§ EXERCISE: Could you restate every entry word for word, minus the pictures?

§ DATA FOR THIS TASK:
◇ ◇ ◇ ◇
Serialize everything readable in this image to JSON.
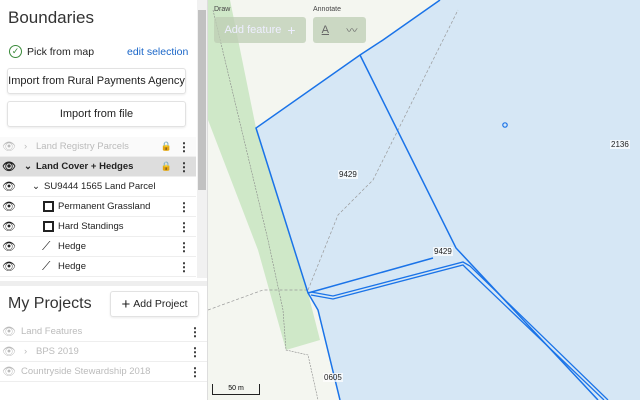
{
  "boundaries": {
    "title": "Boundaries",
    "pick_from_map": "Pick from map",
    "edit_selection": "edit selection",
    "import_rpa": "Import from Rural Payments Agency",
    "import_file": "Import from file"
  },
  "layers": [
    {
      "label": "Land Registry Parcels",
      "visible": false,
      "expanded": false,
      "locked": true,
      "icon": "chevron-right"
    },
    {
      "label": "Land Cover + Hedges",
      "visible": true,
      "expanded": true,
      "locked": true,
      "icon": "chevron-down"
    },
    {
      "label": "SU9444 1565 Land Parcel",
      "visible": true,
      "expanded": true,
      "icon": "chevron-down"
    },
    {
      "label": "Permanent Grassland",
      "visible": true,
      "icon": "polygon"
    },
    {
      "label": "Hard Standings",
      "visible": true,
      "icon": "polygon"
    },
    {
      "label": "Hedge",
      "visible": true,
      "icon": "line"
    },
    {
      "label": "Hedge",
      "visible": true,
      "icon": "line"
    }
  ],
  "projects": {
    "title": "My Projects",
    "add_label": "Add Project",
    "items": [
      {
        "label": "Land Features",
        "visible": false
      },
      {
        "label": "BPS 2019",
        "visible": false,
        "icon": "chevron-right"
      },
      {
        "label": "Countryside Stewardship 2018",
        "visible": false
      }
    ]
  },
  "toolbar": {
    "draw_label": "Draw",
    "add_feature": "Add feature",
    "annotate_label": "Annotate",
    "text_tool": "A"
  },
  "map": {
    "labels": [
      "9429",
      "9429",
      "2136",
      "0605"
    ],
    "scale": "50 m",
    "colors": {
      "parcel_fill": "#d6e7f5",
      "outline": "#1a73e8",
      "green": "#cfe8c8"
    }
  }
}
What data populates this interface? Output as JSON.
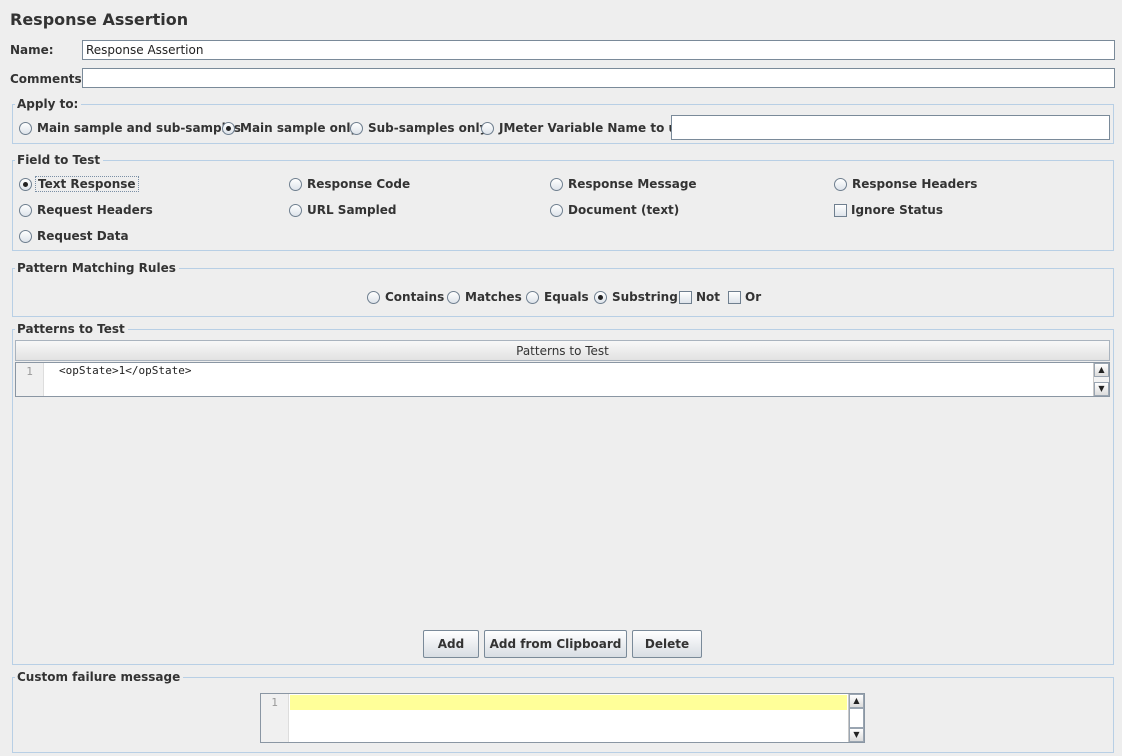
{
  "title": "Response Assertion",
  "name_label": "Name:",
  "name_value": "Response Assertion",
  "comments_label": "Comments:",
  "comments_value": "",
  "apply_to": {
    "title": "Apply to:",
    "options": [
      "Main sample and sub-samples",
      "Main sample only",
      "Sub-samples only",
      "JMeter Variable Name to use"
    ],
    "selected": "Main sample only",
    "variable_value": ""
  },
  "field_to_test": {
    "title": "Field to Test",
    "options": [
      "Text Response",
      "Response Code",
      "Response Message",
      "Response Headers",
      "Request Headers",
      "URL Sampled",
      "Document (text)",
      "Request Data"
    ],
    "selected": "Text Response",
    "ignore_status_label": "Ignore Status",
    "ignore_status_checked": false
  },
  "pattern_rules": {
    "title": "Pattern Matching Rules",
    "radios": [
      "Contains",
      "Matches",
      "Equals",
      "Substring"
    ],
    "selected": "Substring",
    "not_label": "Not",
    "or_label": "Or"
  },
  "patterns": {
    "title": "Patterns to Test",
    "column_header": "Patterns to Test",
    "rows": [
      {
        "line": "1",
        "text": "<opState>1</opState>"
      }
    ]
  },
  "buttons": {
    "add": "Add",
    "add_clipboard": "Add from Clipboard",
    "delete": "Delete"
  },
  "custom_failure": {
    "title": "Custom failure message",
    "line": "1",
    "text": ""
  },
  "colors": {
    "background": "#eeeeee",
    "group_border": "#b8cfe5",
    "highlight_line": "#ffff99"
  }
}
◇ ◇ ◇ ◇
§ EXERCISE OUTPUT:
Serialize everything readable in this image to JSON.
{
  "boundaries": {
    "title": "Boundaries",
    "pick_from_map": "Pick from map",
    "edit_selection": "edit selection",
    "import_rpa": "Import from Rural Payments Agency",
    "import_file": "Import from file"
  },
  "layers": [
    {
      "label": "Land Registry Parcels",
      "visible": false,
      "expanded": false,
      "locked": true,
      "icon": "chevron-right"
    },
    {
      "label": "Land Cover + Hedges",
      "visible": true,
      "expanded": true,
      "locked": true,
      "icon": "chevron-down"
    },
    {
      "label": "SU9444 1565 Land Parcel",
      "visible": true,
      "expanded": true,
      "icon": "chevron-down"
    },
    {
      "label": "Permanent Grassland",
      "visible": true,
      "icon": "polygon"
    },
    {
      "label": "Hard Standings",
      "visible": true,
      "icon": "polygon"
    },
    {
      "label": "Hedge",
      "visible": true,
      "icon": "line"
    },
    {
      "label": "Hedge",
      "visible": true,
      "icon": "line"
    }
  ],
  "projects": {
    "title": "My Projects",
    "add_label": "Add Project",
    "items": [
      {
        "label": "Land Features",
        "visible": false
      },
      {
        "label": "BPS 2019",
        "visible": false,
        "icon": "chevron-right"
      },
      {
        "label": "Countryside Stewardship 2018",
        "visible": false
      }
    ]
  },
  "toolbar": {
    "draw_label": "Draw",
    "add_feature": "Add feature",
    "annotate_label": "Annotate",
    "text_tool": "A"
  },
  "map": {
    "labels": [
      "9429",
      "9429",
      "2136",
      "0605"
    ],
    "scale": "50 m",
    "colors": {
      "parcel_fill": "#d6e7f5",
      "outline": "#1a73e8",
      "green": "#cfe8c8"
    }
  }
}
What data populates this interface? Output as JSON.
{
  "title": "Response Assertion",
  "name_label": "Name:",
  "name_value": "Response Assertion",
  "comments_label": "Comments:",
  "comments_value": "",
  "apply_to": {
    "title": "Apply to:",
    "options": [
      "Main sample and sub-samples",
      "Main sample only",
      "Sub-samples only",
      "JMeter Variable Name to use"
    ],
    "selected": "Main sample only",
    "variable_value": ""
  },
  "field_to_test": {
    "title": "Field to Test",
    "options": [
      "Text Response",
      "Response Code",
      "Response Message",
      "Response Headers",
      "Request Headers",
      "URL Sampled",
      "Document (text)",
      "Request Data"
    ],
    "selected": "Text Response",
    "ignore_status_label": "Ignore Status",
    "ignore_status_checked": false
  },
  "pattern_rules": {
    "title": "Pattern Matching Rules",
    "radios": [
      "Contains",
      "Matches",
      "Equals",
      "Substring"
    ],
    "selected": "Substring",
    "not_label": "Not",
    "or_label": "Or"
  },
  "patterns": {
    "title": "Patterns to Test",
    "column_header": "Patterns to Test",
    "rows": [
      {
        "line": "1",
        "text": "<opState>1</opState>"
      }
    ]
  },
  "buttons": {
    "add": "Add",
    "add_clipboard": "Add from Clipboard",
    "delete": "Delete"
  },
  "custom_failure": {
    "title": "Custom failure message",
    "line": "1",
    "text": ""
  },
  "colors": {
    "background": "#eeeeee",
    "group_border": "#b8cfe5",
    "highlight_line": "#ffff99"
  }
}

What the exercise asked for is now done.